(King’s birth-day and Restauration day). Waked with the ringing of the bells all over the towne; so up before five o’clock, and to the office, where we met, and I all the morning with great trouble upon my spirit to think how I should come off in the afternoon when Sir W. Coventry did go to the Victualling office to see the state of matters there, and methinks by his doing of it without speaking to me, and only with Sir W. Pen, it must be of design to find my negligence. However, at noon I did, upon a small invitation of Sir W. Pen’s, go and dine with Sir W. Coventry at his office, where great good cheer and many pleasant stories of Sir W. Coventry; but I had no pleasure in them. However, I had last night and this morning made myself a little able to report how matters were, and did readily go with them after dinner to the Victualling office; and there, beyond belief, did acquit myself very well to full content; so that, beyond expectation, I got over this second rub in this business; and if ever I fall on it again, I deserve to be undone.
Being broke up there, I with a merry heart home to my office, and thither my wife comes to me, to tell me, that if I would see the handsomest woman in England, I shall come home presently; and who should it be but the pretty lady of our parish, that did heretofore sit on the other side of our church, over against our gallery, that is since married; she with Mrs. Anne Jones, one of this parish, that dances finely, and Mrs. … sister did come to see her this afternoon, and so I home and there find Creed also come to me. So there I spent most of the afternoon with them, and indeed she is a pretty black woman, her name Mrs. Horsely. But, Lord! to see how my nature could not refrain from the temptation; but I must invite them to Foxhall, to Spring Gardens, though I had freshly received minutes of a great deale of extraordinary business. However I could not helpe it, but sent them before with Creed, and I did some of my business; and so after them, and find them there, in an arbour, and had met with Mrs. Pierce, and some company with her. So here I spent 20s. upon them, and were pretty merry. Among other things, had a fellow that imitated all manner of birds, and doggs, and hogs, with his voice, which was mighty pleasant. Staid here till night: then set Mrs. Pierce in at the New Exchange; and ourselves took coach, and so set Mrs. Horsely home, and then home ourselves, but with great trouble in the streets by bonefires, it being the King’s birth-day and day of Restauration; but, Lord! to see the difference how many there were on the other side, and so few ours, the City side of the Temple, would make one wonder the difference between the temper of one sort of people and the other: and the difference among all between what they do now, and what it was the night when Monk come into the City. Such a night as that I never think to see again, nor think it can be. After I come home I was till one in the morning with Captain Cocke drawing up a contract with him intended to be offered to the Duke to-morrow, which, if it proceeds, he promises me 500l..

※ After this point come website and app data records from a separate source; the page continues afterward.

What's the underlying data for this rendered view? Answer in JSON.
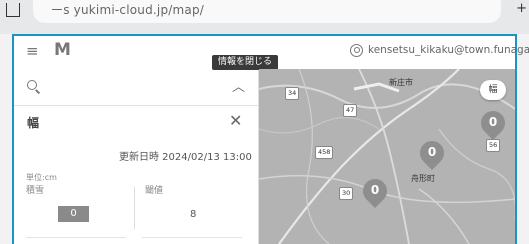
{
  "browser": {
    "url": "ーs yukimi-cloud.jp/map/"
  },
  "header": {
    "logo": "M",
    "account_email": "kensetsu_kikaku@town.funagata.y"
  },
  "tooltip": {
    "text": "情報を閉じる"
  },
  "panel": {
    "title": "幅",
    "updated": "更新日時 2024/02/13 13:00",
    "unit": "単位:cm",
    "columns": [
      {
        "header": "積雪",
        "value": "0"
      },
      {
        "header": "閾値",
        "value": "8"
      }
    ]
  },
  "map": {
    "layer_button": "幅",
    "place_labels": [
      "新庄市",
      "舟形町"
    ],
    "route_numbers": [
      "34",
      "47",
      "458",
      "30",
      "56"
    ],
    "markers": [
      {
        "value": "0"
      },
      {
        "value": "0"
      },
      {
        "value": "0"
      }
    ]
  },
  "icons": [
    "menu-icon",
    "account-icon",
    "search-icon",
    "chevron-up-icon",
    "close-icon",
    "map-marker-icon"
  ]
}
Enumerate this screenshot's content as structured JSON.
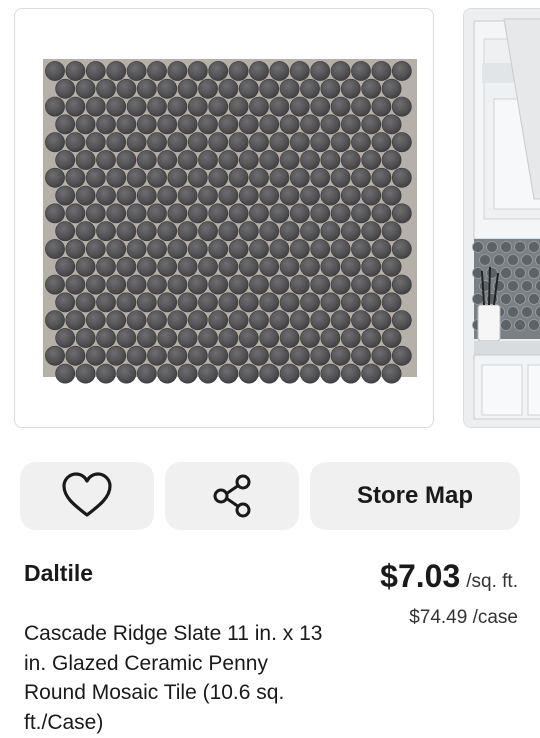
{
  "product": {
    "brand": "Daltile",
    "title": "Cascade Ridge Slate 11 in. x 13 in. Glazed Ceramic Penny Round Mosaic Tile (10.6 sq. ft./Case)",
    "price": "$7.03",
    "price_unit": "/sq. ft.",
    "price_case": "$74.49 /case"
  },
  "actions": {
    "favorite_icon": "heart-icon",
    "share_icon": "share-icon",
    "store_map_label": "Store Map"
  },
  "colors": {
    "tile": "#58585a",
    "grout": "#b5b0a8",
    "button_bg": "#f0f0f0",
    "card_border": "#dcdcdc"
  }
}
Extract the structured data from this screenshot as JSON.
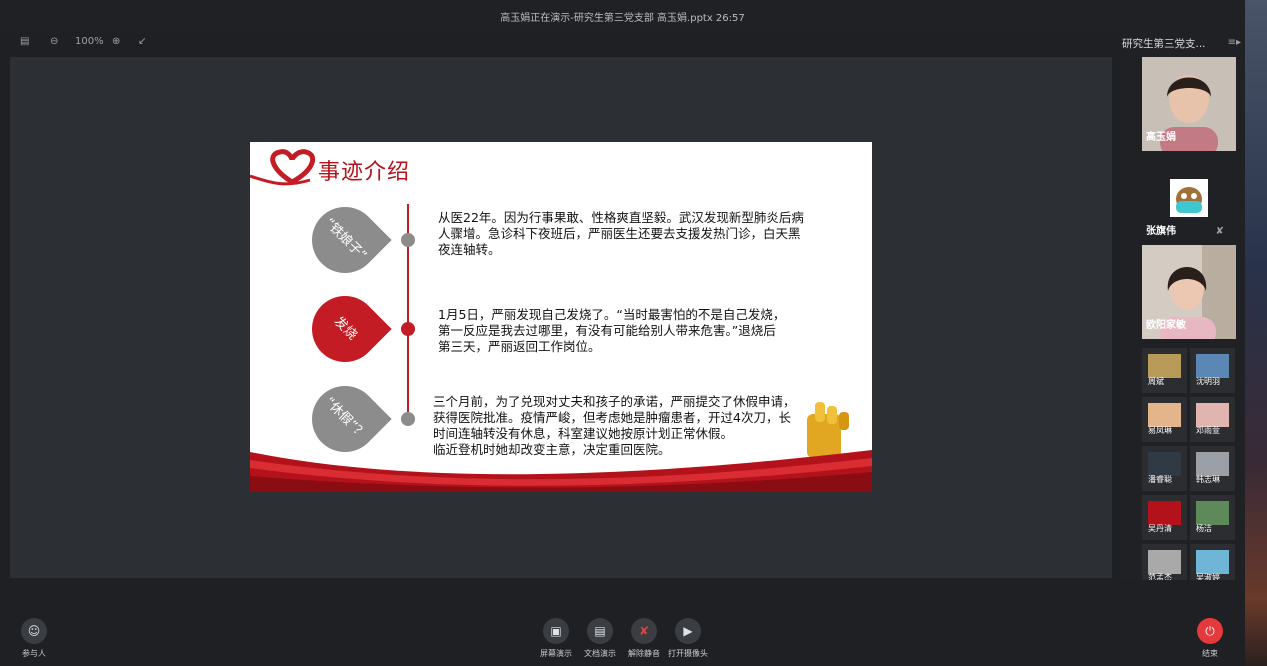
{
  "window": {
    "title": "高玉娟正在演示-研究生第三党支部 高玉娟.pptx 26:57",
    "controls": [
      "pin-icon",
      "minimize-icon",
      "restore-icon",
      "close-icon"
    ]
  },
  "toolbar": {
    "zoom": "100%"
  },
  "slide": {
    "title": "事迹介绍",
    "items": [
      {
        "label": "“铁娘子”",
        "text": "从医22年。因为行事果敢、性格爽直坚毅。武汉发现新型肺炎后病\n人骤增。急诊科下夜班后，严丽医生还要去支援发热门诊，白天黑\n夜连轴转。"
      },
      {
        "label": "发烧",
        "text": "1月5日，严丽发现自己发烧了。“当时最害怕的不是自己发烧，\n第一反应是我去过哪里，有没有可能给别人带来危害。”退烧后\n第三天，严丽返回工作岗位。"
      },
      {
        "label": "“休假”？",
        "text": "三个月前，为了兑现对丈夫和孩子的承诺，严丽提交了休假申请，\n获得医院批准。疫情严峻，但考虑她是肿瘤患者，开过4次刀，长\n时间连轴转没有休息，科室建议她按原计划正常休假。\n临近登机时她却改变主意，决定重回医院。"
      }
    ],
    "colors": {
      "red": "#c41c24",
      "grey": "#8c8c8c"
    }
  },
  "panel": {
    "meeting_name": "研究生第三党支...",
    "big_participants": [
      {
        "name": "高玉娟"
      },
      {
        "name": "张旗伟"
      },
      {
        "name": "欧阳家敏"
      }
    ],
    "small_participants": [
      {
        "name": "周斌"
      },
      {
        "name": "沈明羽"
      },
      {
        "name": "易凤琳"
      },
      {
        "name": "邓雨萱"
      },
      {
        "name": "潘睿聪"
      },
      {
        "name": "韩志琳"
      },
      {
        "name": "吴丹清"
      },
      {
        "name": "杨洁"
      },
      {
        "name": "范孟杰"
      },
      {
        "name": "吴淑婷"
      }
    ]
  },
  "bottom": {
    "participants": "参与人",
    "screen_share": "屏幕演示",
    "doc_share": "文档演示",
    "unmute": "解除静音",
    "camera": "打开摄像头",
    "end": "结束"
  }
}
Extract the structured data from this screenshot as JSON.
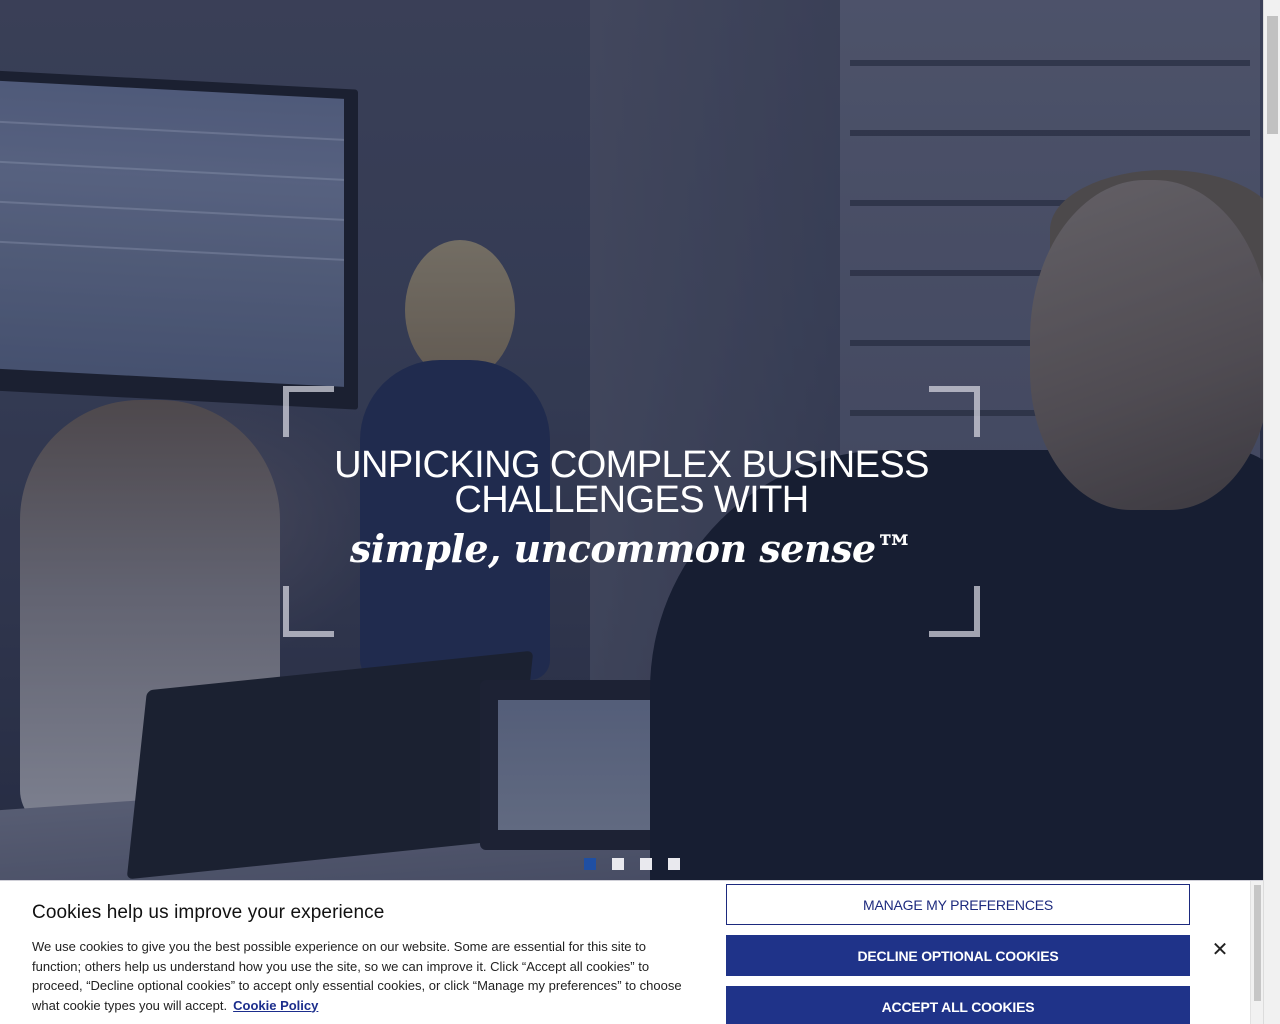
{
  "hero": {
    "headline_line1": "UNPICKING COMPLEX BUSINESS",
    "headline_line2": "CHALLENGES WITH",
    "tagline": "simple, uncommon sense™",
    "carousel": {
      "slide_count": 4,
      "active_slide": 1
    }
  },
  "cookie_banner": {
    "title": "Cookies help us improve your experience",
    "body": "We use cookies to give you the best possible experience on our website. Some are essential for this site to function; others help us understand how you use the site, so we can improve it. Click “Accept all cookies” to proceed, “Decline optional cookies” to accept only essential cookies, or click “Manage my preferences” to choose what cookie types you will accept.",
    "policy_link": "Cookie Policy",
    "manage_label": "MANAGE MY PREFERENCES",
    "decline_label": "DECLINE OPTIONAL COOKIES",
    "accept_label": "ACCEPT ALL COOKIES",
    "close_icon": "close-icon"
  },
  "colors": {
    "accent": "#1f3389",
    "active_dot": "#1f4fa3",
    "hero_overlay": "#1e243c"
  }
}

ringing bells speak to me
stories undo me
who could refrain from the temptation
to imitate birds and dogs
to home ourselves
in the bone
and see how many there were
on the other side
Erasure poem derived from The Diary of Samuel Pepys, Tuesday 29 May 1666.